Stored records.
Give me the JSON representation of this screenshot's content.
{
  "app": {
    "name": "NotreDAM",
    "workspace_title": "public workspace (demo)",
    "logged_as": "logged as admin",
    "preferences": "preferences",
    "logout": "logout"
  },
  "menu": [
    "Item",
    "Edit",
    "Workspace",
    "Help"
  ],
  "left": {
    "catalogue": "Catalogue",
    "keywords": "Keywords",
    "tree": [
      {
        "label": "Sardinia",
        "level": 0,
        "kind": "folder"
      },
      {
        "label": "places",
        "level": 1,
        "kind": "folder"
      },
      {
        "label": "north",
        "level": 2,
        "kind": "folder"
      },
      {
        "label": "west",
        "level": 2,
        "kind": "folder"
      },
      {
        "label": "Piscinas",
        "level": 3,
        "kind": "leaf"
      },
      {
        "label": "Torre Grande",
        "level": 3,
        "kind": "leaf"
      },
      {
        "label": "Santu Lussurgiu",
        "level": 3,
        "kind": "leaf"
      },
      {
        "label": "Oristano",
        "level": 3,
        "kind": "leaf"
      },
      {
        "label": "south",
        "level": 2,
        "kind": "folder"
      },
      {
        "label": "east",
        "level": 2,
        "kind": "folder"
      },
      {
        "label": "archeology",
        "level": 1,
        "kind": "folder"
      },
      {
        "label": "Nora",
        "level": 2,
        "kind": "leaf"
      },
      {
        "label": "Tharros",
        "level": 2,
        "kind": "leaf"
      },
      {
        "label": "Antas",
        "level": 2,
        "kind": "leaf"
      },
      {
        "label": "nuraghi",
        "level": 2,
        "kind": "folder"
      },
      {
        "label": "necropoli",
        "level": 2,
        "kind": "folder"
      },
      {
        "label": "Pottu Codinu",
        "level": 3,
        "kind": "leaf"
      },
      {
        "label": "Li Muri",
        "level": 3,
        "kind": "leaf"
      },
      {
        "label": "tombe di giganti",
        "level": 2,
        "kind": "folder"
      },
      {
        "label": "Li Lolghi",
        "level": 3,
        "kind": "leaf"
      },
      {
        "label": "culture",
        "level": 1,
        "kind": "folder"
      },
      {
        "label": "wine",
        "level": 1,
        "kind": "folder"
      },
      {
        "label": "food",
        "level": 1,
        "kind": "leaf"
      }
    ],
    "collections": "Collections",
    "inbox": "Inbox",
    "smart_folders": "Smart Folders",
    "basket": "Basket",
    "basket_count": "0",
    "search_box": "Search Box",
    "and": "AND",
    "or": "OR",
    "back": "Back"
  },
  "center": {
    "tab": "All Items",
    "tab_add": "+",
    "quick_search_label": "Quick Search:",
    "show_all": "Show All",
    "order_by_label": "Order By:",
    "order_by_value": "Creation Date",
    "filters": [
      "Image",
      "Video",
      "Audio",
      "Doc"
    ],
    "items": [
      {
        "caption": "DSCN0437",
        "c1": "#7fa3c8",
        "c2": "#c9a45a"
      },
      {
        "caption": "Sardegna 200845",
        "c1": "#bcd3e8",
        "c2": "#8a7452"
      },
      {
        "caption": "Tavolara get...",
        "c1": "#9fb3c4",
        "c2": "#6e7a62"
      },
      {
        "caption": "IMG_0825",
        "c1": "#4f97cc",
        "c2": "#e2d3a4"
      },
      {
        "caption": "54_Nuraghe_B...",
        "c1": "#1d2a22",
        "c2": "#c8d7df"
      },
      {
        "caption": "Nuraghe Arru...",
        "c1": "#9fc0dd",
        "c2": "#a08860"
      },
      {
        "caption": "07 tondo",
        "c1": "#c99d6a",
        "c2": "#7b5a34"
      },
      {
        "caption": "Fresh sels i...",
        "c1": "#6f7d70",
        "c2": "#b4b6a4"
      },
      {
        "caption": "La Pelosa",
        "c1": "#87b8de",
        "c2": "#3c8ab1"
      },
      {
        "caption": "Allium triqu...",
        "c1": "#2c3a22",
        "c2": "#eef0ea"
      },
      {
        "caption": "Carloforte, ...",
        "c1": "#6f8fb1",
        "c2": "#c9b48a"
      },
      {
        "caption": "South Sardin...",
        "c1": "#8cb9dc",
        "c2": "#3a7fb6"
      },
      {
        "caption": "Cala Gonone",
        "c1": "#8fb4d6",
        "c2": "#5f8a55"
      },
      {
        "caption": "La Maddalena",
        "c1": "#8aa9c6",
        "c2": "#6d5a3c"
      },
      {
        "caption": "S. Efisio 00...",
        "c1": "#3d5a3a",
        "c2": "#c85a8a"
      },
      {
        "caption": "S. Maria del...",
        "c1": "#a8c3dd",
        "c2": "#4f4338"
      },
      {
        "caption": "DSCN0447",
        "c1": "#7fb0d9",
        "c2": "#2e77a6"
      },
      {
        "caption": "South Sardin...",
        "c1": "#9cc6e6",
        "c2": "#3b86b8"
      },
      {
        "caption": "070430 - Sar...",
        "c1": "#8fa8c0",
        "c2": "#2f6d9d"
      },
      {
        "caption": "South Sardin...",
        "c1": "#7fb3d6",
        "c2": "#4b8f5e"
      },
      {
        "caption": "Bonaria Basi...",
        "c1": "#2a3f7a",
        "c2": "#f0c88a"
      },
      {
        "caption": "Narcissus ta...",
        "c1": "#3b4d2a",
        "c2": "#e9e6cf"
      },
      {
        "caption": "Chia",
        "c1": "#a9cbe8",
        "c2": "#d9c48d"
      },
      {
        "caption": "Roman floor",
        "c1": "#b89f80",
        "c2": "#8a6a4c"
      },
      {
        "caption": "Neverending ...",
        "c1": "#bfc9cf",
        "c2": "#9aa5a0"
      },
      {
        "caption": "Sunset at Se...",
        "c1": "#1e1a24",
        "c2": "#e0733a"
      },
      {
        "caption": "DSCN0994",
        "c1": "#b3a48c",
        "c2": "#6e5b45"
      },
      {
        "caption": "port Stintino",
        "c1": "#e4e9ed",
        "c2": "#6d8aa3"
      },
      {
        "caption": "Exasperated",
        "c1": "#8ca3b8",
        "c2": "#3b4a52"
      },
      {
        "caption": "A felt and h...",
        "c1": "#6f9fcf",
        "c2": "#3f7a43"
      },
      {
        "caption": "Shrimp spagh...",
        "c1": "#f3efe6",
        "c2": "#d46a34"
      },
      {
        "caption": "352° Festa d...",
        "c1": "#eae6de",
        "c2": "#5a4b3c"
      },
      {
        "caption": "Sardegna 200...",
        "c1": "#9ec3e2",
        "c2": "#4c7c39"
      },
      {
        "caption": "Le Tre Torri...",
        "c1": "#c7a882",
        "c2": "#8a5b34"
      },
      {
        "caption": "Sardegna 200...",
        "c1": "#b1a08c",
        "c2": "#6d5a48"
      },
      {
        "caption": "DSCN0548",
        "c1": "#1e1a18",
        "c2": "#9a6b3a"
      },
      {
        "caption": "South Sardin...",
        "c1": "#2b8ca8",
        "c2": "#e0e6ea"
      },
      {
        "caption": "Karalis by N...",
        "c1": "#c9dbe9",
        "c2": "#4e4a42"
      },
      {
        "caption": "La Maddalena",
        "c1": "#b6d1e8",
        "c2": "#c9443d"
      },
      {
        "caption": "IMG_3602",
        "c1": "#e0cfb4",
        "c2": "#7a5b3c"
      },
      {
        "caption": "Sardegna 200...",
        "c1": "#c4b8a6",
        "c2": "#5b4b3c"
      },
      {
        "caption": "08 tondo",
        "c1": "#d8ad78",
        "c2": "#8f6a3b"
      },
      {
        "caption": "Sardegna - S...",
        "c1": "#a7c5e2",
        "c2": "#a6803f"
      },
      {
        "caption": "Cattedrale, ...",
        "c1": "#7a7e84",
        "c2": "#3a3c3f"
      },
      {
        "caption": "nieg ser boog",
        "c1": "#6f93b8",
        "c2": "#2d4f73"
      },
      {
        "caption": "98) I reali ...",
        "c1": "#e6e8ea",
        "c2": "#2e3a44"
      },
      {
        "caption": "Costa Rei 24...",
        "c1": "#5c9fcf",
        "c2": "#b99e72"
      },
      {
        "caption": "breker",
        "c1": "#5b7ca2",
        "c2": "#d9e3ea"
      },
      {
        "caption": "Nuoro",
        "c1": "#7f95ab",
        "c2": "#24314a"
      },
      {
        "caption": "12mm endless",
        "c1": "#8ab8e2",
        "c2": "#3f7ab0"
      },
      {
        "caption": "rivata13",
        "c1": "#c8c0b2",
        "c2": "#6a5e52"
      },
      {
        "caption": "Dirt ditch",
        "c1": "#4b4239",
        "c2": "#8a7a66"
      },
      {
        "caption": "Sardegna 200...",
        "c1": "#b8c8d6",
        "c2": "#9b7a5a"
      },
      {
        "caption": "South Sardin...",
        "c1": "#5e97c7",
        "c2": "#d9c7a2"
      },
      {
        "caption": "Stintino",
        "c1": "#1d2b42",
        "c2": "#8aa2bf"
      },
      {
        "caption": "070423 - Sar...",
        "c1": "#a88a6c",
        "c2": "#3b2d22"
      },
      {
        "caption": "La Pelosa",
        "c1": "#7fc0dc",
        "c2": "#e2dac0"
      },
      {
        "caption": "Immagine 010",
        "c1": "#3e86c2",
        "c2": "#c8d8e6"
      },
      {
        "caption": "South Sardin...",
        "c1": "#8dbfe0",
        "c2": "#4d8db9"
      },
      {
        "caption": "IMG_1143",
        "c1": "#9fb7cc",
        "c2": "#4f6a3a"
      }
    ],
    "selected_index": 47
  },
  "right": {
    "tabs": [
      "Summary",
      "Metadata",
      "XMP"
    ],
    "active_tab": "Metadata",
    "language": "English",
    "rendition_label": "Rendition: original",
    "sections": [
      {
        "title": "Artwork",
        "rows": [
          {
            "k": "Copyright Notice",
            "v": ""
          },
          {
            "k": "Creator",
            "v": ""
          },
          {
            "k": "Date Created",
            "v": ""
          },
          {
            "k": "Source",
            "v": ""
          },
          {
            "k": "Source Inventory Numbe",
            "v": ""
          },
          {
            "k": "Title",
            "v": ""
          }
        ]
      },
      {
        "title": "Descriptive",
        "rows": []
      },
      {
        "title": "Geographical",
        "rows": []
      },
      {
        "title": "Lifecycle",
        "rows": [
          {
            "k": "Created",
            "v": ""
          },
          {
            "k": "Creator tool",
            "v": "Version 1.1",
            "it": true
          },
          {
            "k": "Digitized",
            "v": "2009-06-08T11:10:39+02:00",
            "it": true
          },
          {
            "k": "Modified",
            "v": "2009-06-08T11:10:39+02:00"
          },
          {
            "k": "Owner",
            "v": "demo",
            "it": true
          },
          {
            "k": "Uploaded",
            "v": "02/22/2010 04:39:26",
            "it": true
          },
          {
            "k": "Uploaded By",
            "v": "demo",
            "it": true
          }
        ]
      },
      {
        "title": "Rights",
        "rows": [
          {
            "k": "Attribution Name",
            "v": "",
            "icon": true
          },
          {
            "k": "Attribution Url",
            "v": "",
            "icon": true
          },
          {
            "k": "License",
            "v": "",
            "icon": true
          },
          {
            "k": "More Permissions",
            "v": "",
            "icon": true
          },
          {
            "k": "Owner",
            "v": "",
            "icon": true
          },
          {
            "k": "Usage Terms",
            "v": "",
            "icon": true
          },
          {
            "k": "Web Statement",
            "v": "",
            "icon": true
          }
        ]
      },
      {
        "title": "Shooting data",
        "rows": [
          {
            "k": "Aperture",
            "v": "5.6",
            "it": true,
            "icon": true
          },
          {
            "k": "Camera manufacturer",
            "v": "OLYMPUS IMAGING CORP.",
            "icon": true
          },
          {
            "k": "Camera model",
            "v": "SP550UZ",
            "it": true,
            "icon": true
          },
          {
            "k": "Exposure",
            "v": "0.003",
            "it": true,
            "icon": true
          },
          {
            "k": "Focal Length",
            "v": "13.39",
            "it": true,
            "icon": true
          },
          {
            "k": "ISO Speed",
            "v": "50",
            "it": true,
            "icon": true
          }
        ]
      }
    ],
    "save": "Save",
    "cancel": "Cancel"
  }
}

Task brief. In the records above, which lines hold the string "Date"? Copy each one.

Task result.
    "order_by_value": "Creation Date",
            "k": "Date Created",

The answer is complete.